Successful long-distance relationships foster that naturally, but there should always be an effort to do improve communication at all times. Trust me, it can change breaking up over driving four hours to an empty house to shifting plans and making the most out of a bad situation. And increase trust and sense of commitment all at the same time.

6. Being a strong conversation partner is super freaking helpful.

The majority of your time together is going to be spent talking. In 2014 your can see each other while you talk, but that’s about all you can do. Maybe synchronize a Netflix movie and hope your internet connection is reliable enough to handle both at once. Beyond that, the bulk of your relationship is going to be talking. It’s probably a good idea to know how to have a long conversation with someone, and be with someone you enjoy long conversations with.

6.1 You are going to burn through most, if not all, of your stories while you are in Long-Distance.

Nora likes to have me tell her stories. I like to tell her stories. She’s heard almost all of my stories. The ones she hasn’t heard, I don’t recall without prompting of some sort. We’ve been married for nearly a year, been in the same city two years longer, and last month was the first time in those three years I had a story she hadn’t heard that wasn’t something that happened within those three years.

Just a heads up. No idea what to do about it besides get really good about talking politics, religion, and other hot-button topics so you can keep talking and not get bored (or let TV be how you interact).

7. It sucks.

If this weren’t a Christian website, I would have put a explicative on that, or maybe ten. It is probably the worst thing that you can do to your relationship. Here’s a few examples of why:

Like physical contact of any sort, especially the romantic kind? Once a month, if you are lucky. Like doing activities together? Once a month. Like cooking together? Once a month. Like to do silent things in the same room as that person (work, write, read, draw, etc.)? Never, because you are too busy during that once a month you have with each other having physical contact, doing activities, and cooking. you don’t have a normal relationship because all of your time together is distilled into one weekend a month and two weeks a year. Actually probably less than that. Yup, you have less time with your significant other than the Guard has with its people.

It sucks. Having a relationship that you can’t live without and is ending with marriage is the only reason to tough it out.

8. This is a short list.

This is just the stuff that is specific to being in any kind of long distance relationship. On top of all of this, you are also in a unique relationship that you have to foster in the same way that everyone else does. Long distance isn’t a special kind of relationship; it’s an additional hardship placed on a regular relationship. Relationships are tough; long-distance just is a specially level of tough.

Caveat: There are exceptions to every rule. For some reason, super-busy people who don’t have time to date tend to work really well in long-distance because they can have that connection, that permanence, and yet live an autonomous life. I’ve seen that more in marriages than dating but it applies. And it’s weird. But it works and their happy, so who am I to judge.
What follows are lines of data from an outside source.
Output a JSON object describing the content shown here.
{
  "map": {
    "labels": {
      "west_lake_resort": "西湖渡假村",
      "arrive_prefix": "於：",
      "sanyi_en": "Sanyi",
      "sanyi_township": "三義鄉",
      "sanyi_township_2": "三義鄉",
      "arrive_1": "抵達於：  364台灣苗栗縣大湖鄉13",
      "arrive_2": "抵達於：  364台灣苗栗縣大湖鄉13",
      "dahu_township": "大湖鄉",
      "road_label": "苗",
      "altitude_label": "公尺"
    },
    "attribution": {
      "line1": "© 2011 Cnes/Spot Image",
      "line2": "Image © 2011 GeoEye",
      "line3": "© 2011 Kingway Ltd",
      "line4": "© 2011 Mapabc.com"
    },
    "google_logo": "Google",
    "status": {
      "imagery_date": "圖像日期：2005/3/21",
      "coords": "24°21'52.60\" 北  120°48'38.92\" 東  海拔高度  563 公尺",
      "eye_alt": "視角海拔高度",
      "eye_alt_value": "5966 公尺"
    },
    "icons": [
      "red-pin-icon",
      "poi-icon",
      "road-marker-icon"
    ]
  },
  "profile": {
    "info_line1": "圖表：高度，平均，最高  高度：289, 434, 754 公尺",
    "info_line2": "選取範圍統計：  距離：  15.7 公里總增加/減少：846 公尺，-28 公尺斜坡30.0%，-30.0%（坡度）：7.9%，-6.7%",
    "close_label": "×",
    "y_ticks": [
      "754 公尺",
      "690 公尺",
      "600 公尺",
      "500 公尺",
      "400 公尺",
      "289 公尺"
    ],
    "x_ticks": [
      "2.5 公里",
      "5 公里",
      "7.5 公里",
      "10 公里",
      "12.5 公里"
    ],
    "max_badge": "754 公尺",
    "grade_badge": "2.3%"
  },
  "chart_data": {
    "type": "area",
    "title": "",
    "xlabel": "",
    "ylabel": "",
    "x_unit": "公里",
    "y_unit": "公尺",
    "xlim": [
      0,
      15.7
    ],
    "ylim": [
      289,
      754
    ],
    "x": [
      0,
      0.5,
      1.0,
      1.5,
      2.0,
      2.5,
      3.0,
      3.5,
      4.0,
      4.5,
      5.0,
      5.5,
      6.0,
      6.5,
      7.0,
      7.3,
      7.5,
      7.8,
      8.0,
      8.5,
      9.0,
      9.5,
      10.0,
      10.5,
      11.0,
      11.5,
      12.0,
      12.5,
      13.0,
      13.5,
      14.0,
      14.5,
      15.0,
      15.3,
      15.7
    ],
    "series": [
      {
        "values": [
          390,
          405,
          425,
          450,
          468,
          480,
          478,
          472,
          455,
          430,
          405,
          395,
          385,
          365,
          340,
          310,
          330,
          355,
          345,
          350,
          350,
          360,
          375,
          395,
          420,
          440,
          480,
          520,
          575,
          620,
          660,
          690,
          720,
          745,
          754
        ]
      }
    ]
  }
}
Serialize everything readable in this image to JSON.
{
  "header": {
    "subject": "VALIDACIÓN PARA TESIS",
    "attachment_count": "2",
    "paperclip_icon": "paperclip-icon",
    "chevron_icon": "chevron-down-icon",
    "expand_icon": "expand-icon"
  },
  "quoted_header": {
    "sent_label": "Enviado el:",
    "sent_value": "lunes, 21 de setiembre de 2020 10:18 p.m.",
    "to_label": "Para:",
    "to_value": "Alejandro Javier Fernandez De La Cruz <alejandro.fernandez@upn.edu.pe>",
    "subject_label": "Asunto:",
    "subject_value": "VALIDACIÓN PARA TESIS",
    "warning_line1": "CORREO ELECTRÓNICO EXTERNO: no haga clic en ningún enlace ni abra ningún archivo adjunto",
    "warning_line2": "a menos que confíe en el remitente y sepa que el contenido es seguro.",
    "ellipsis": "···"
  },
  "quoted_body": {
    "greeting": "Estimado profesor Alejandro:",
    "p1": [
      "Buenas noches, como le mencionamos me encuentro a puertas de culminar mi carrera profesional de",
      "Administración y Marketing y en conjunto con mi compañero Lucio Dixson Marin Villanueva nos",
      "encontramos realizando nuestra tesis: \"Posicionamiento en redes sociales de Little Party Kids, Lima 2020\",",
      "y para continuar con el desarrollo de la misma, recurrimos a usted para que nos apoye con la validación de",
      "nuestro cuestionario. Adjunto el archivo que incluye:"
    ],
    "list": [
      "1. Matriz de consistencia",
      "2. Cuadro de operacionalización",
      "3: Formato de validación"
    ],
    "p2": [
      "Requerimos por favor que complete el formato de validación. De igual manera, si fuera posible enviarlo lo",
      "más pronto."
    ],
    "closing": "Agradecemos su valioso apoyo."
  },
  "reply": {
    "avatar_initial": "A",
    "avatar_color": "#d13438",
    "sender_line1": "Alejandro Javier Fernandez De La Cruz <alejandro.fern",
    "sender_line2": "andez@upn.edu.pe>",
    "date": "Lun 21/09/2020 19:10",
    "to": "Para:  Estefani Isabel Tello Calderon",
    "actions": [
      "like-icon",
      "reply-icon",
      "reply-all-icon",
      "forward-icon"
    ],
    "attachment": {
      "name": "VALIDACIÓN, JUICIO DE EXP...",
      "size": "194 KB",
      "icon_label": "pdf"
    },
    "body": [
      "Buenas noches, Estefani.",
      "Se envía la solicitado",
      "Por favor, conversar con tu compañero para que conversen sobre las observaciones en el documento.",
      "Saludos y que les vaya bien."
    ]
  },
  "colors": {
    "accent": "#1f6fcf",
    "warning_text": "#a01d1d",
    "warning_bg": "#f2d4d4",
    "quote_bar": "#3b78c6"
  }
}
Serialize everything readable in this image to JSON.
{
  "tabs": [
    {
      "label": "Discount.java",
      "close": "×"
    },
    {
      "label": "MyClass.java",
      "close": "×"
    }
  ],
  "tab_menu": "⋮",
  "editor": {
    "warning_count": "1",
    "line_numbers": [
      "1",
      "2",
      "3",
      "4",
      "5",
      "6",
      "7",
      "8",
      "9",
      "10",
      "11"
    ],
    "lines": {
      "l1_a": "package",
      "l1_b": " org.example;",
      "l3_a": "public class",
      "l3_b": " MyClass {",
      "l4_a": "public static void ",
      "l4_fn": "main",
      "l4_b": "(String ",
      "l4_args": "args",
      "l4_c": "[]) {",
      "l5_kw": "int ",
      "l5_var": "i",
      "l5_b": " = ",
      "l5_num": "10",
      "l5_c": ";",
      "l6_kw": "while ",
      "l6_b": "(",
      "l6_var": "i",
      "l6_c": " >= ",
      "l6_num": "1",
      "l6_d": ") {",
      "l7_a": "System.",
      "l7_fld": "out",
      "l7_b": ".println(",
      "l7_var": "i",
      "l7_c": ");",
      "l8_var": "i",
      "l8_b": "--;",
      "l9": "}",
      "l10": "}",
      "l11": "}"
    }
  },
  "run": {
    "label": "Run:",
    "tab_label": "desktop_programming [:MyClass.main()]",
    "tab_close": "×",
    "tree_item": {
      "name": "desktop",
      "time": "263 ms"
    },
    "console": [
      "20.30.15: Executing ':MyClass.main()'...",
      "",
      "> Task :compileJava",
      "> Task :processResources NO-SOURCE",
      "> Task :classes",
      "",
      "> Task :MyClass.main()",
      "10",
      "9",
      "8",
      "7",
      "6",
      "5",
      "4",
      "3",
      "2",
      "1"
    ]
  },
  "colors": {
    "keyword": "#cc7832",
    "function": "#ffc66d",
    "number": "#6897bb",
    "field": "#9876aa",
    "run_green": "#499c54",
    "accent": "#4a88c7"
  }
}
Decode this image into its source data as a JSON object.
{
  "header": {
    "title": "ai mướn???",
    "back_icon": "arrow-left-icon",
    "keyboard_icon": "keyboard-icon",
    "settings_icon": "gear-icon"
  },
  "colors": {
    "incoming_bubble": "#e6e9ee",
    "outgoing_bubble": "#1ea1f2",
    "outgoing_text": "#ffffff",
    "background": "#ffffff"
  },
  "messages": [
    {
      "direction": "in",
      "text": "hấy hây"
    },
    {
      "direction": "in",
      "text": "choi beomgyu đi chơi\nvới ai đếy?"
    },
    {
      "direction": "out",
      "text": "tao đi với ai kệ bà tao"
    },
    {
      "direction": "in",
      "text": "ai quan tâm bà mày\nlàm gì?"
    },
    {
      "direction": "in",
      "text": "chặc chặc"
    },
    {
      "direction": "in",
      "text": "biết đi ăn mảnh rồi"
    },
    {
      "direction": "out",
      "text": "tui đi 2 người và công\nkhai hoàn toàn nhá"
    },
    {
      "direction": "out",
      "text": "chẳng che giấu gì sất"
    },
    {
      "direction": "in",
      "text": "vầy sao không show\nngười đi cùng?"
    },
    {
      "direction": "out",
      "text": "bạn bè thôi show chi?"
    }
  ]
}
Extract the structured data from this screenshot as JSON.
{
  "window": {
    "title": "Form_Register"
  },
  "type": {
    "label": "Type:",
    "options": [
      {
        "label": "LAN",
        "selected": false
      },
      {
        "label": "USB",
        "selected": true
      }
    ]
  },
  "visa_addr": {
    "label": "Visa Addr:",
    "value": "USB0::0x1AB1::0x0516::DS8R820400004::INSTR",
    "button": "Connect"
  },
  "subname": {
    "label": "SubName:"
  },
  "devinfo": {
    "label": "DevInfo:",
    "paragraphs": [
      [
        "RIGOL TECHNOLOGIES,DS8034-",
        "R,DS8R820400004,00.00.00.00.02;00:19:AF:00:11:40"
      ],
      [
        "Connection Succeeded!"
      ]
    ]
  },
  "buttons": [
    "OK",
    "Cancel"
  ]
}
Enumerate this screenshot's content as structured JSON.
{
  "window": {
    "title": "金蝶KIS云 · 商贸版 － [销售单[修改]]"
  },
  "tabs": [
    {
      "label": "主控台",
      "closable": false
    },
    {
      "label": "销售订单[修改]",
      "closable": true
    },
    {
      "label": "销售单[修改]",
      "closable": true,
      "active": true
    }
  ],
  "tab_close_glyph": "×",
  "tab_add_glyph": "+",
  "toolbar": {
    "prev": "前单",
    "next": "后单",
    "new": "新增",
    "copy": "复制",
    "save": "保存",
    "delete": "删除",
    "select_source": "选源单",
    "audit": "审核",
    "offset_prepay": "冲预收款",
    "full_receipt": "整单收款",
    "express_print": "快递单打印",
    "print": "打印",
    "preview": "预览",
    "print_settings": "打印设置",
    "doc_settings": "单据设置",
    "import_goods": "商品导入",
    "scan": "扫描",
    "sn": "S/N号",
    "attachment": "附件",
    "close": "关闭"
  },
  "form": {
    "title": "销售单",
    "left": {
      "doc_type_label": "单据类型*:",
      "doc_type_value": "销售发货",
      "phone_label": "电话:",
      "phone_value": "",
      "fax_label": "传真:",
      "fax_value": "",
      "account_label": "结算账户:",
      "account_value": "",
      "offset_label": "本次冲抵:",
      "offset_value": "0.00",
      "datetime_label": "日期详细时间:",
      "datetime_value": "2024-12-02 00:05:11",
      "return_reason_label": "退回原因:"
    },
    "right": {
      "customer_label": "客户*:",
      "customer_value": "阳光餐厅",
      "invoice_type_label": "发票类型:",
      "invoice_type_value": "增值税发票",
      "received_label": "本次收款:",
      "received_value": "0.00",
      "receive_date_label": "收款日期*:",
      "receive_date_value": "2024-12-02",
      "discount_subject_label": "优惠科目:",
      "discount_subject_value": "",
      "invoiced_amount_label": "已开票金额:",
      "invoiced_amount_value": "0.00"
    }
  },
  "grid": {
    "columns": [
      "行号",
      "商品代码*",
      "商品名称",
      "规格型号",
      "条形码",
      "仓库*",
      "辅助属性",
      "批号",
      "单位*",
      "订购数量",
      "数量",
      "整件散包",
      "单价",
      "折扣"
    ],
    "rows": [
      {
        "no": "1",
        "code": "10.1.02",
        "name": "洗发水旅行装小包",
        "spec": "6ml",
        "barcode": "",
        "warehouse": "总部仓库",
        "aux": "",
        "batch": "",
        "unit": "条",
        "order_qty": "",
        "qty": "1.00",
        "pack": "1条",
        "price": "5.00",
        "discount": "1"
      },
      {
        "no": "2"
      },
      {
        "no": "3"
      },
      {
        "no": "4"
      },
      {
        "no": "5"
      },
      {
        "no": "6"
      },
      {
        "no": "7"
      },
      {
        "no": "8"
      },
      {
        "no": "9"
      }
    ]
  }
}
Caveat to the Caveat: If you feel the need to express that you are the exception to the rule, you aren’t. If you feel the need to defend your relationship, you aren’t the exception to the rule. If, though, your relationship works, you both are happy, and there isn’t resentment, you are the exception. Pat yourself on the back, give each other a hug when you see each other, and know I hate you for being an exception to the rules.


I hope this helps someone.  I don’t want to claim God status or to have supreme knowledge, but this is some stuff I wish I had known going in.  And don’t break up because some guy on the internet told you to; I don’t know you or your relationship. Take it with the grain of salt it deserves, weight what it means to you, and try to learn from the many times I messed up.

To love, happiness, marriage, and the blessing that Skype had on long-distance relationships,

– Robby